Stored entries
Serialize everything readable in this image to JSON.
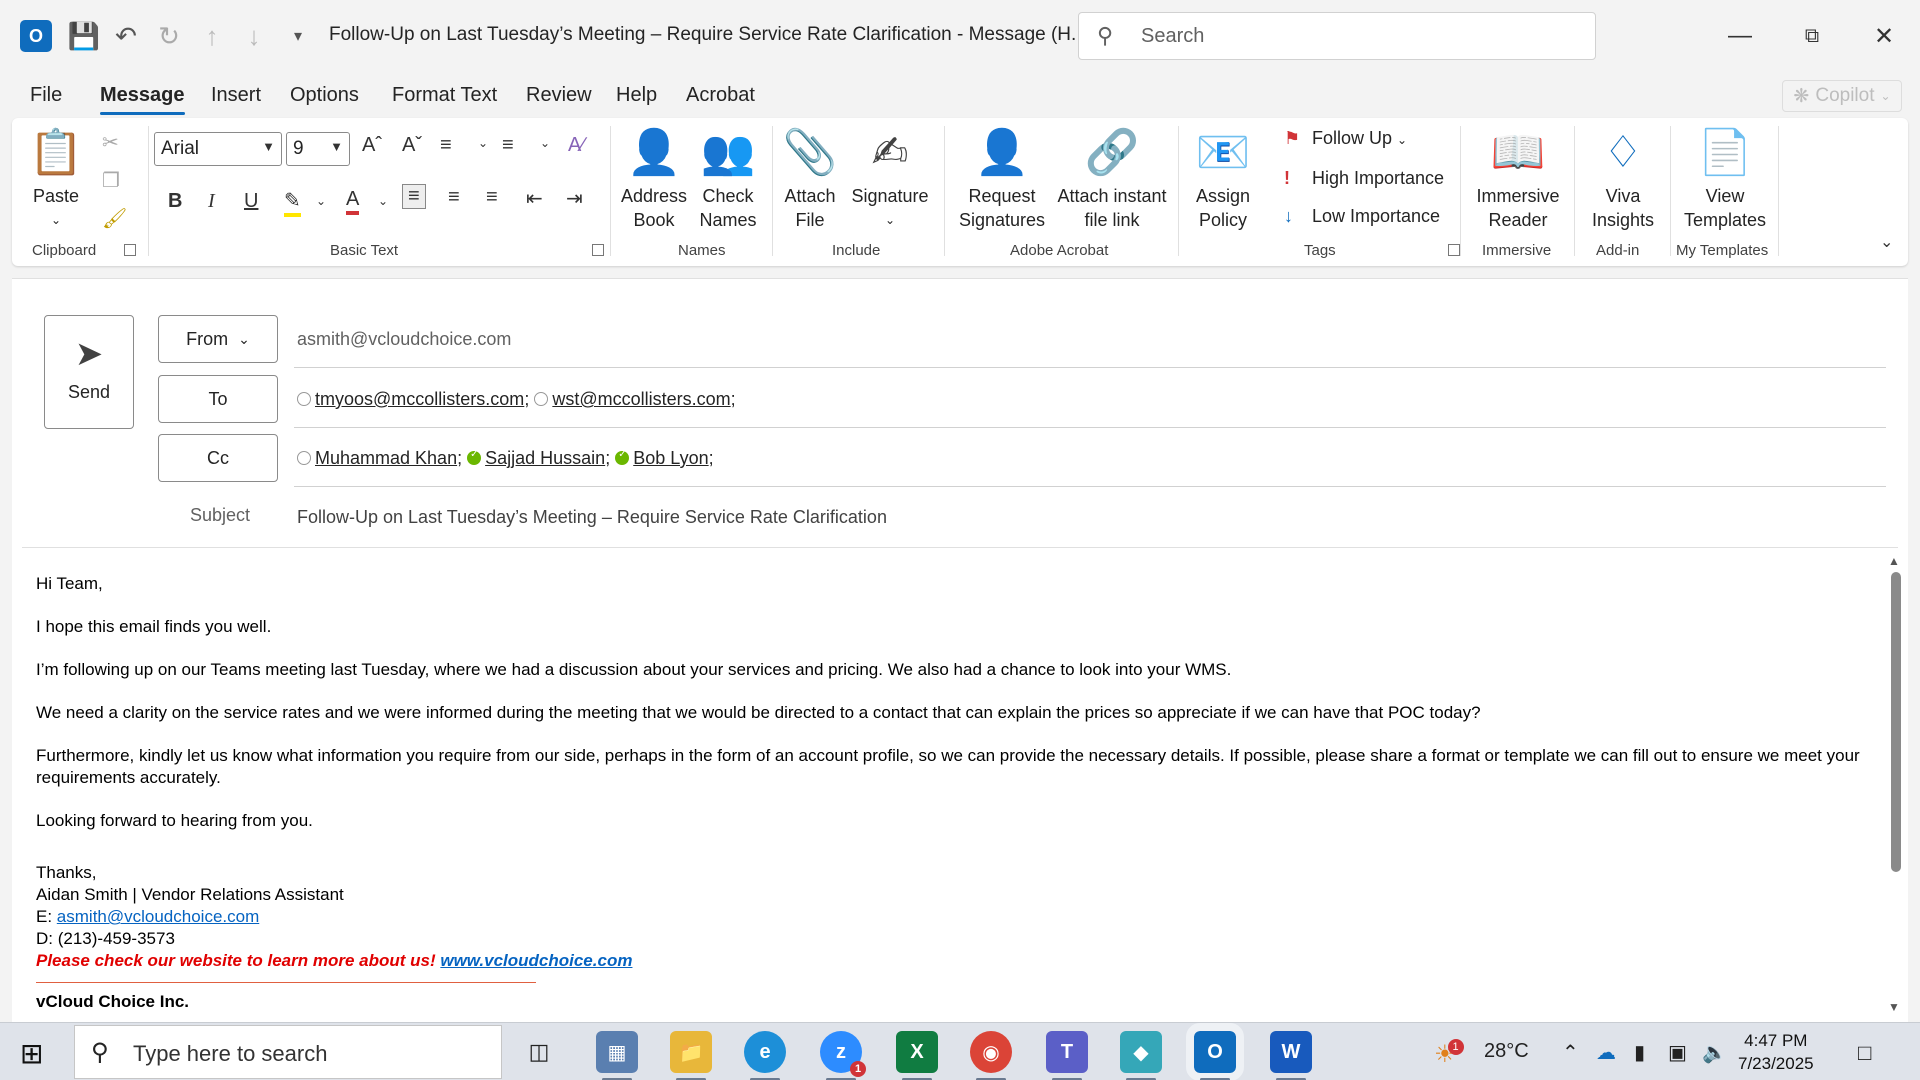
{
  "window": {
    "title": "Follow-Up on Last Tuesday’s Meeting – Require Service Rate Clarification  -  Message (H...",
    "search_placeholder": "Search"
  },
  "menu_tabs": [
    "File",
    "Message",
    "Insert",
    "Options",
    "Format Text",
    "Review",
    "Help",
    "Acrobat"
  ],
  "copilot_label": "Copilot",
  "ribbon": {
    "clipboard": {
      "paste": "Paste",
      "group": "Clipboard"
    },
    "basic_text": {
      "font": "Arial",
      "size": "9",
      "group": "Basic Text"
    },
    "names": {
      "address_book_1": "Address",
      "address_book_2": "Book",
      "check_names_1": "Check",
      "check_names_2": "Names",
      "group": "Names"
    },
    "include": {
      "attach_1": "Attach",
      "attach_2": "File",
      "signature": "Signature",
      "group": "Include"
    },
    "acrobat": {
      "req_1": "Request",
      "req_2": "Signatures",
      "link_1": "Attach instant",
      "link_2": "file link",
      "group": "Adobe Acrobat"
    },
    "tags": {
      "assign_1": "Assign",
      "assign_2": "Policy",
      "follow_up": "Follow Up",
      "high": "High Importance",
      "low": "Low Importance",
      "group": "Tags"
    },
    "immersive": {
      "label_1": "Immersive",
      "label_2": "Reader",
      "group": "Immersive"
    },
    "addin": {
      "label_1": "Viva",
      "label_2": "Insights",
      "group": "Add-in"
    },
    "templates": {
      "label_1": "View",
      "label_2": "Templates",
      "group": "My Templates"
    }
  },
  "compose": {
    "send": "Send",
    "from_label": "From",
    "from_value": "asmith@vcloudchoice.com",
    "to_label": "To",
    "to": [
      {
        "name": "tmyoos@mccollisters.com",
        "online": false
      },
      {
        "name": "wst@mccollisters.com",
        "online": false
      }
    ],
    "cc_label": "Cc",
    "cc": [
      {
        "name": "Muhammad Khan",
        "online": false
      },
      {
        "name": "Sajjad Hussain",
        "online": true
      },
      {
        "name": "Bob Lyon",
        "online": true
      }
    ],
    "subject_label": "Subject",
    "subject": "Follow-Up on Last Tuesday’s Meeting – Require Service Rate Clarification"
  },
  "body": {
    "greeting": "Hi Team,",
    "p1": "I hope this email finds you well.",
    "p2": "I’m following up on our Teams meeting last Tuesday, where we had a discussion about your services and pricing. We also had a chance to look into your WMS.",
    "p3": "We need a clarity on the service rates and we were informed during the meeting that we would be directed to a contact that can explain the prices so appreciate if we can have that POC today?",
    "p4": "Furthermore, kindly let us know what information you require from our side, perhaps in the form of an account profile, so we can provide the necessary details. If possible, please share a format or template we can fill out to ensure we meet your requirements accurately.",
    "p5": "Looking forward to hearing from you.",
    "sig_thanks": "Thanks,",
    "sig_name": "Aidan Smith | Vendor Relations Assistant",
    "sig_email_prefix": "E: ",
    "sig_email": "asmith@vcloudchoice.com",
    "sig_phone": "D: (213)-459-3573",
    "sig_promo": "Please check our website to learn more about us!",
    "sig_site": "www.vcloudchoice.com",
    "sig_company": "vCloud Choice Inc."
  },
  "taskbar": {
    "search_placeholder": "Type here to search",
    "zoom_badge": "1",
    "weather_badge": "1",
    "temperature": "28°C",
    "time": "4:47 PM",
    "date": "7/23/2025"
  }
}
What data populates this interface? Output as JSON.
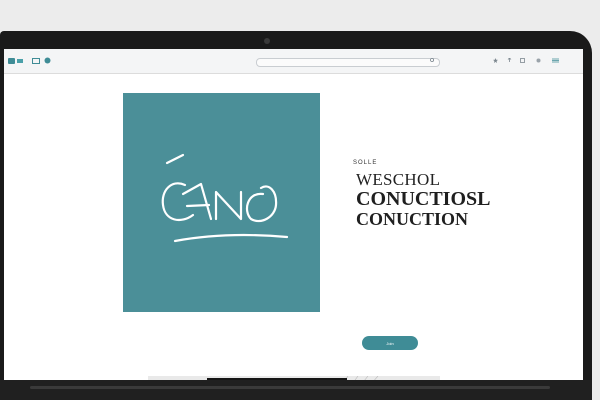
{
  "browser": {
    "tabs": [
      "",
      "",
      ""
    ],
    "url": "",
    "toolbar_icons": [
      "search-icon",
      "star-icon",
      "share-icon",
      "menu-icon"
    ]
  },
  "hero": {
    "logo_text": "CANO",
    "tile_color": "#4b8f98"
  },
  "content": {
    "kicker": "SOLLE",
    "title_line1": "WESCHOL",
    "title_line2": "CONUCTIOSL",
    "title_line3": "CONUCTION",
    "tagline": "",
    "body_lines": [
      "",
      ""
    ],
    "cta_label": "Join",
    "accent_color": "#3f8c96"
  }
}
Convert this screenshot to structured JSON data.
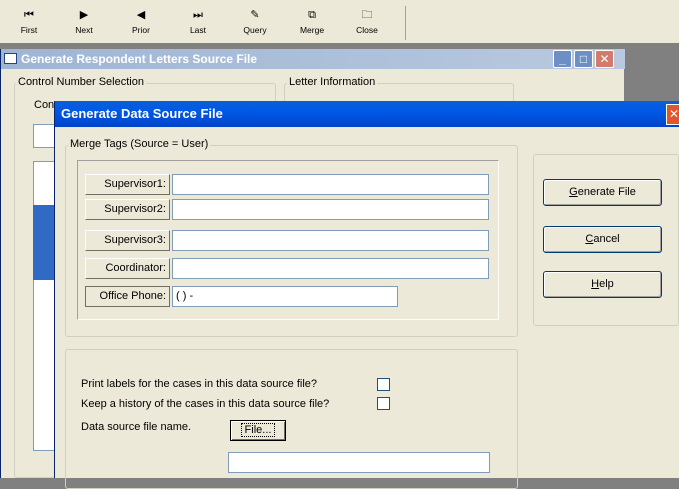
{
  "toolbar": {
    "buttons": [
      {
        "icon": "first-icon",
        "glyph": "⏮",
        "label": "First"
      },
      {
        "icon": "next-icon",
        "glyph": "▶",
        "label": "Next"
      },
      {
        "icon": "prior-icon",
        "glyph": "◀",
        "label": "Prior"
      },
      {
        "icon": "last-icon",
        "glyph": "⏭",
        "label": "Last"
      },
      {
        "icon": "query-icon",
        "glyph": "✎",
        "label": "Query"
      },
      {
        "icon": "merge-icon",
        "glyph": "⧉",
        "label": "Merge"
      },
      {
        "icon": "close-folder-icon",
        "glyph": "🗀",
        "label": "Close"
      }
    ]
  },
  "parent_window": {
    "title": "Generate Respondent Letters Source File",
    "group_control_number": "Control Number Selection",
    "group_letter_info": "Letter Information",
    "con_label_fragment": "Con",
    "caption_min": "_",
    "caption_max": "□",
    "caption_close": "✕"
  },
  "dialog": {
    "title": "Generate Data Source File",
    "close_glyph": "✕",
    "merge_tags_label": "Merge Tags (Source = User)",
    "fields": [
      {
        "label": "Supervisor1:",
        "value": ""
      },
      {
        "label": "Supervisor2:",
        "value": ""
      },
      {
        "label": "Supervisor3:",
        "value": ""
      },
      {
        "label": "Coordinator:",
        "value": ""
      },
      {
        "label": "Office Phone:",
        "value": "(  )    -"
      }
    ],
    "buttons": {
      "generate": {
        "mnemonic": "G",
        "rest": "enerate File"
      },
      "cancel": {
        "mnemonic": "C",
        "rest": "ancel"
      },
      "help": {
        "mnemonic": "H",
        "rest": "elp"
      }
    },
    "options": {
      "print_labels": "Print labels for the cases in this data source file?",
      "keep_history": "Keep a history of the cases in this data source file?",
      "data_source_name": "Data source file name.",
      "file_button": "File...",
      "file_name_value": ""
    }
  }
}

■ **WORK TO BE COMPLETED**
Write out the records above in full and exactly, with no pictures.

■ **ANSWER SECTION**
Serialize everything readable in this image to JSON.
{
  "window": {
    "title": "Follow-Up on Last Tuesday’s Meeting – Require Service Rate Clarification  -  Message (H...",
    "search_placeholder": "Search"
  },
  "menu_tabs": [
    "File",
    "Message",
    "Insert",
    "Options",
    "Format Text",
    "Review",
    "Help",
    "Acrobat"
  ],
  "copilot_label": "Copilot",
  "ribbon": {
    "clipboard": {
      "paste": "Paste",
      "group": "Clipboard"
    },
    "basic_text": {
      "font": "Arial",
      "size": "9",
      "group": "Basic Text"
    },
    "names": {
      "address_book_1": "Address",
      "address_book_2": "Book",
      "check_names_1": "Check",
      "check_names_2": "Names",
      "group": "Names"
    },
    "include": {
      "attach_1": "Attach",
      "attach_2": "File",
      "signature": "Signature",
      "group": "Include"
    },
    "acrobat": {
      "req_1": "Request",
      "req_2": "Signatures",
      "link_1": "Attach instant",
      "link_2": "file link",
      "group": "Adobe Acrobat"
    },
    "tags": {
      "assign_1": "Assign",
      "assign_2": "Policy",
      "follow_up": "Follow Up",
      "high": "High Importance",
      "low": "Low Importance",
      "group": "Tags"
    },
    "immersive": {
      "label_1": "Immersive",
      "label_2": "Reader",
      "group": "Immersive"
    },
    "addin": {
      "label_1": "Viva",
      "label_2": "Insights",
      "group": "Add-in"
    },
    "templates": {
      "label_1": "View",
      "label_2": "Templates",
      "group": "My Templates"
    }
  },
  "compose": {
    "send": "Send",
    "from_label": "From",
    "from_value": "asmith@vcloudchoice.com",
    "to_label": "To",
    "to": [
      {
        "name": "tmyoos@mccollisters.com",
        "online": false
      },
      {
        "name": "wst@mccollisters.com",
        "online": false
      }
    ],
    "cc_label": "Cc",
    "cc": [
      {
        "name": "Muhammad Khan",
        "online": false
      },
      {
        "name": "Sajjad Hussain",
        "online": true
      },
      {
        "name": "Bob Lyon",
        "online": true
      }
    ],
    "subject_label": "Subject",
    "subject": "Follow-Up on Last Tuesday’s Meeting – Require Service Rate Clarification"
  },
  "body": {
    "greeting": "Hi Team,",
    "p1": "I hope this email finds you well.",
    "p2": "I’m following up on our Teams meeting last Tuesday, where we had a discussion about your services and pricing. We also had a chance to look into your WMS.",
    "p3": "We need a clarity on the service rates and we were informed during the meeting that we would be directed to a contact that can explain the prices so appreciate if we can have that POC today?",
    "p4": "Furthermore, kindly let us know what information you require from our side, perhaps in the form of an account profile, so we can provide the necessary details. If possible, please share a format or template we can fill out to ensure we meet your requirements accurately.",
    "p5": "Looking forward to hearing from you.",
    "sig_thanks": "Thanks,",
    "sig_name": "Aidan Smith | Vendor Relations Assistant",
    "sig_email_prefix": "E: ",
    "sig_email": "asmith@vcloudchoice.com",
    "sig_phone": "D: (213)-459-3573",
    "sig_promo": "Please check our website to learn more about us!",
    "sig_site": "www.vcloudchoice.com",
    "sig_company": "vCloud Choice Inc."
  },
  "taskbar": {
    "search_placeholder": "Type here to search",
    "zoom_badge": "1",
    "weather_badge": "1",
    "temperature": "28°C",
    "time": "4:47 PM",
    "date": "7/23/2025"
  }
}
What data populates this interface? Output as JSON.
{
  "browser": {
    "tabs": [
      "",
      "",
      ""
    ],
    "url": "",
    "toolbar_icons": [
      "search-icon",
      "star-icon",
      "share-icon",
      "menu-icon"
    ]
  },
  "hero": {
    "logo_text": "CANO",
    "tile_color": "#4b8f98"
  },
  "content": {
    "kicker": "SOLLE",
    "title_line1": "WESCHOL",
    "title_line2": "CONUCTIOSL",
    "title_line3": "CONUCTION",
    "tagline": "",
    "body_lines": [
      "",
      ""
    ],
    "cta_label": "Join",
    "accent_color": "#3f8c96"
  }
}
Convert this screenshot to structured JSON data.
{
  "toolbar": {
    "buttons": [
      {
        "icon": "first-icon",
        "glyph": "⏮",
        "label": "First"
      },
      {
        "icon": "next-icon",
        "glyph": "▶",
        "label": "Next"
      },
      {
        "icon": "prior-icon",
        "glyph": "◀",
        "label": "Prior"
      },
      {
        "icon": "last-icon",
        "glyph": "⏭",
        "label": "Last"
      },
      {
        "icon": "query-icon",
        "glyph": "✎",
        "label": "Query"
      },
      {
        "icon": "merge-icon",
        "glyph": "⧉",
        "label": "Merge"
      },
      {
        "icon": "close-folder-icon",
        "glyph": "🗀",
        "label": "Close"
      }
    ]
  },
  "parent_window": {
    "title": "Generate Respondent Letters Source File",
    "group_control_number": "Control Number Selection",
    "group_letter_info": "Letter Information",
    "con_label_fragment": "Con",
    "caption_min": "_",
    "caption_max": "□",
    "caption_close": "✕"
  },
  "dialog": {
    "title": "Generate Data Source File",
    "close_glyph": "✕",
    "merge_tags_label": "Merge Tags (Source = User)",
    "fields": [
      {
        "label": "Supervisor1:",
        "value": ""
      },
      {
        "label": "Supervisor2:",
        "value": ""
      },
      {
        "label": "Supervisor3:",
        "value": ""
      },
      {
        "label": "Coordinator:",
        "value": ""
      },
      {
        "label": "Office Phone:",
        "value": "(  )    -"
      }
    ],
    "buttons": {
      "generate": {
        "mnemonic": "G",
        "rest": "enerate File"
      },
      "cancel": {
        "mnemonic": "C",
        "rest": "ancel"
      },
      "help": {
        "mnemonic": "H",
        "rest": "elp"
      }
    },
    "options": {
      "print_labels": "Print labels for the cases in this data source file?",
      "keep_history": "Keep a history of the cases in this data source file?",
      "data_source_name": "Data source file name.",
      "file_button": "File...",
      "file_name_value": ""
    }
  }
}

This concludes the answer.